Are border crossers getting any assistance once they arrive in Canada?
The first points of contact for a lot of folks are the amazing resettlement agencies that work close to the borders. In Ontario, many refugee claimants are eligible for legal aid. Lawyers like me are paid to work with them, and then we represent them at their hearings. Legal aid pays for a total of 16 hours of a lawyer’s time, which is really not very much—but it’s still great. We’re so lucky to have that support.

What about things like food and housing?
It really depends on the people. Some of my clients are people who flee and they’re like, a judge and a lawyer, and they arrive with a level of capacity to find a way through the system. For people who need help, there are nationality-specific community organizations that offer a lot of support. And then you’ve also got lots of fantastic resettlement agencies, who help people with housing and getting on their feet.

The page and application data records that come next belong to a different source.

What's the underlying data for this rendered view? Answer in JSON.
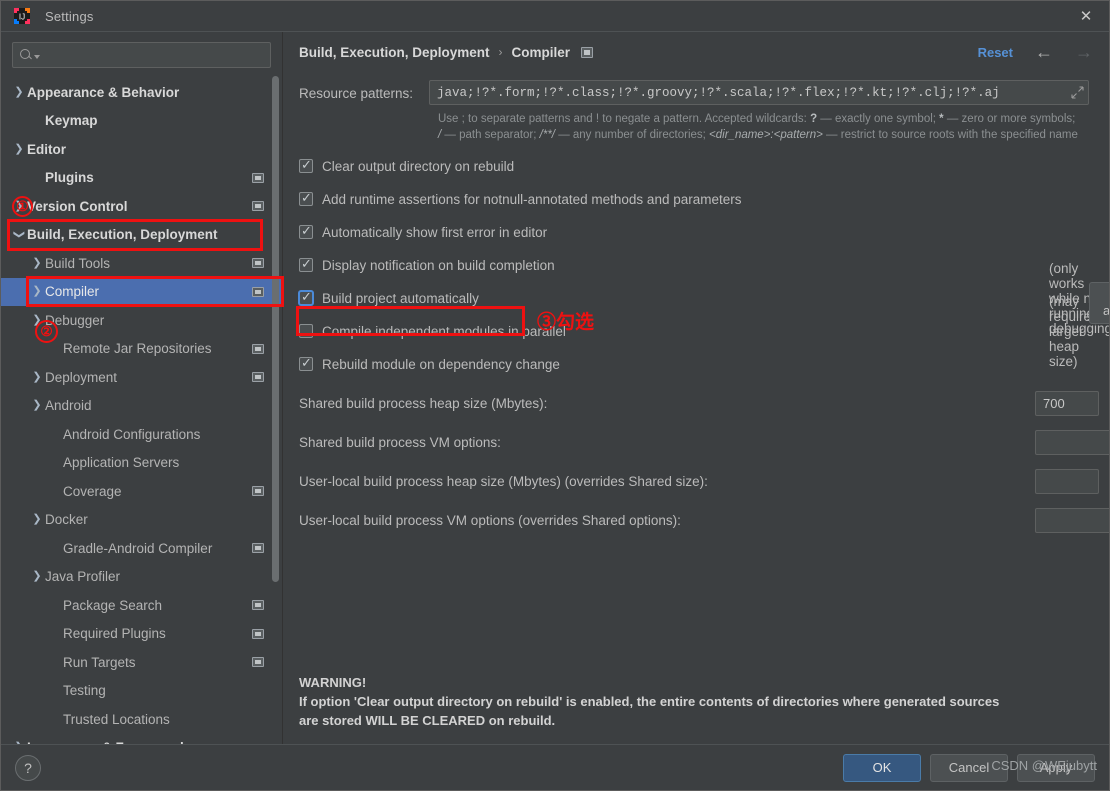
{
  "window": {
    "title": "Settings",
    "logo_icon": "intellij-idea-logo",
    "close_icon": "close-icon"
  },
  "sidebar": {
    "search": {
      "placeholder": "",
      "value": "",
      "icon": "search-icon",
      "caret_icon": "chevron-down-icon"
    },
    "items": [
      {
        "label": "Appearance & Behavior",
        "arrow": "right",
        "top": true,
        "badge": false,
        "indent": 0,
        "selected": false
      },
      {
        "label": "Keymap",
        "arrow": "none",
        "top": true,
        "badge": false,
        "indent": 1,
        "selected": false
      },
      {
        "label": "Editor",
        "arrow": "right",
        "top": true,
        "badge": false,
        "indent": 0,
        "selected": false
      },
      {
        "label": "Plugins",
        "arrow": "none",
        "top": true,
        "badge": true,
        "indent": 1,
        "selected": false
      },
      {
        "label": "Version Control",
        "arrow": "right",
        "top": true,
        "badge": true,
        "indent": 0,
        "selected": false
      },
      {
        "label": "Build, Execution, Deployment",
        "arrow": "down",
        "top": true,
        "badge": false,
        "indent": 0,
        "selected": false
      },
      {
        "label": "Build Tools",
        "arrow": "right",
        "top": false,
        "badge": true,
        "indent": 1,
        "selected": false
      },
      {
        "label": "Compiler",
        "arrow": "right",
        "top": false,
        "badge": true,
        "indent": 1,
        "selected": true
      },
      {
        "label": "Debugger",
        "arrow": "right",
        "top": false,
        "badge": false,
        "indent": 1,
        "selected": false
      },
      {
        "label": "Remote Jar Repositories",
        "arrow": "none",
        "top": false,
        "badge": true,
        "indent": 2,
        "selected": false
      },
      {
        "label": "Deployment",
        "arrow": "right",
        "top": false,
        "badge": true,
        "indent": 1,
        "selected": false
      },
      {
        "label": "Android",
        "arrow": "right",
        "top": false,
        "badge": false,
        "indent": 1,
        "selected": false
      },
      {
        "label": "Android Configurations",
        "arrow": "none",
        "top": false,
        "badge": false,
        "indent": 2,
        "selected": false
      },
      {
        "label": "Application Servers",
        "arrow": "none",
        "top": false,
        "badge": false,
        "indent": 2,
        "selected": false
      },
      {
        "label": "Coverage",
        "arrow": "none",
        "top": false,
        "badge": true,
        "indent": 2,
        "selected": false
      },
      {
        "label": "Docker",
        "arrow": "right",
        "top": false,
        "badge": false,
        "indent": 1,
        "selected": false
      },
      {
        "label": "Gradle-Android Compiler",
        "arrow": "none",
        "top": false,
        "badge": true,
        "indent": 2,
        "selected": false
      },
      {
        "label": "Java Profiler",
        "arrow": "right",
        "top": false,
        "badge": false,
        "indent": 1,
        "selected": false
      },
      {
        "label": "Package Search",
        "arrow": "none",
        "top": false,
        "badge": true,
        "indent": 2,
        "selected": false
      },
      {
        "label": "Required Plugins",
        "arrow": "none",
        "top": false,
        "badge": true,
        "indent": 2,
        "selected": false
      },
      {
        "label": "Run Targets",
        "arrow": "none",
        "top": false,
        "badge": true,
        "indent": 2,
        "selected": false
      },
      {
        "label": "Testing",
        "arrow": "none",
        "top": false,
        "badge": false,
        "indent": 2,
        "selected": false
      },
      {
        "label": "Trusted Locations",
        "arrow": "none",
        "top": false,
        "badge": false,
        "indent": 2,
        "selected": false
      },
      {
        "label": "Languages & Frameworks",
        "arrow": "right",
        "top": true,
        "badge": false,
        "indent": 0,
        "selected": false
      }
    ]
  },
  "header": {
    "crumb_parent": "Build, Execution, Deployment",
    "crumb_sep": "›",
    "crumb_current": "Compiler",
    "badge_icon": "project-settings-badge-icon",
    "reset_label": "Reset",
    "back_icon": "arrow-left-icon",
    "forward_icon": "arrow-right-icon"
  },
  "main": {
    "resource_patterns_label": "Resource patterns:",
    "resource_patterns_value": "java;!?*.form;!?*.class;!?*.groovy;!?*.scala;!?*.flex;!?*.kt;!?*.clj;!?*.aj",
    "expand_icon": "expand-field-icon",
    "hint_line1_a": "Use ; to separate patterns and ! to negate a pattern. Accepted wildcards: ",
    "hint_q": "?",
    "hint_line1_b": " — exactly one symbol; ",
    "hint_star": "*",
    "hint_line1_c": " — zero or",
    "hint_line2_a": "more symbols; ",
    "hint_slash": "/",
    "hint_line2_b": " — path separator; ",
    "hint_globstar": "/**/",
    "hint_line2_c": " — any number of directories; ",
    "hint_dirpattern": "<dir_name>:<pattern>",
    "hint_line2_d": " — restrict to source",
    "hint_line3": "roots with the specified name",
    "checkboxes": [
      {
        "label": "Clear output directory on rebuild",
        "checked": true,
        "focused": false,
        "note": ""
      },
      {
        "label": "Add runtime assertions for notnull-annotated methods and parameters",
        "checked": true,
        "focused": false,
        "note": ""
      },
      {
        "label": "Automatically show first error in editor",
        "checked": true,
        "focused": false,
        "note": ""
      },
      {
        "label": "Display notification on build completion",
        "checked": true,
        "focused": false,
        "note": ""
      },
      {
        "label": "Build project automatically",
        "checked": true,
        "focused": true,
        "note": "(only works while not running / debugging)"
      },
      {
        "label": "Compile independent modules in parallel",
        "checked": false,
        "focused": false,
        "note": "(may require larger heap size)"
      },
      {
        "label": "Rebuild module on dependency change",
        "checked": true,
        "focused": false,
        "note": ""
      }
    ],
    "configure_annotations_label": "Configure annotations...",
    "fields": [
      {
        "label": "Shared build process heap size (Mbytes):",
        "value": "700",
        "size": "narrow",
        "expandable": false
      },
      {
        "label": "Shared build process VM options:",
        "value": "",
        "size": "wide",
        "expandable": true
      },
      {
        "label": "User-local build process heap size (Mbytes) (overrides Shared size):",
        "value": "",
        "size": "narrow",
        "expandable": false
      },
      {
        "label": "User-local build process VM options (overrides Shared options):",
        "value": "",
        "size": "wide",
        "expandable": true
      }
    ],
    "warning_title": "WARNING!",
    "warning_line1": "If option 'Clear output directory on rebuild' is enabled, the entire contents of directories where generated sources",
    "warning_line2": "are stored WILL BE CLEARED on rebuild."
  },
  "footer": {
    "help_label": "?",
    "ok_label": "OK",
    "cancel_label": "Cancel",
    "apply_label": "Apply",
    "watermark": "CSDN @WEjubytt"
  },
  "annotations": {
    "marker1": "①",
    "marker2": "②",
    "marker3": "③勾选",
    "color": "#ee1111"
  }
}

Also, once a refugee claimant has been referred to the immigration board, they are entitled to a temporary work permit. And they also get access to social assistance.

Oh really? So they can claim some form of welfare, essentially, and the government will cover some of their living expenses.
In most situations people’s significant preference is to work. They want to get their work permits and then start trying to do something.

But social assistance is there if they need it. So if you arrive penniless, with just the clothes on your back, and you’re accepted into the refugee system, you’re probably going to be okay.
Yeah. But it’s obviously in everyone’s interest to help people get on their feet.

In a way, it’s great that there’s so much help for people who are arriving, but it’s also a little worrisome, because that’s such a rallying cry for people who are anti-refugee. They see refugee claimants receiving forms of social assistance and it makes them furious. Do you see any downsides to people crossing the border uninvited and then claiming benefits?
We have international legal obligations. We don’t send people people back to face torture and persecution. It’s a really important component of living in a civilized world. When I speak to my clients, I’m always so struck by how quickly things can change, and how quickly you can go from comfortably planning a life for you and your family, to the political situation changing dramatically and suddenly you’re at risk. We think of ourselves in Canada as being totally removed from all of this stuff that’s going on globally, but the truth is that having laws in place to protect people who are fleeing from persecution benefits all of us, ultimately.

I also think we need to keep it in perspective. Canada has handled higher numbers of refugees than this in the past. It’s perfectly within our capacity to manage. The real story is people being persecuted in the U.S.

Are we going to start seeing more people crossing in the spring, once they can do it in t-shirts and shorts?
A lot of people are saying there will be more people, but nobody knows for sure. If we don’t want people to be coming across irregularly, then we need to open up the borders. That means reconsidering the Safe Third Country Agreement.

Again, though, I think we need to put it in perspective. Even last year, we had higher numbers than we’re likely to have this year. I also think it’s really important to recognize that, when you look at which countries are housing huge numbers of refugees, Canada’s share is a drop in the bucket.

Representing refugee claimants is not a lucrative area of law. Why do you do it?
It sounds hokey, but it is such an honour to work with these people. My clients are incredibly brave and inspiring people who have been through so much, and it is just an incredible honour to be able to walk with them, and to be able to help them get their refugee status here, and to help them maintain their dignity through a process that can be really tough. Anyway, I’m gushing now, but I seriously consider it a total privilege that I get paid to do the work.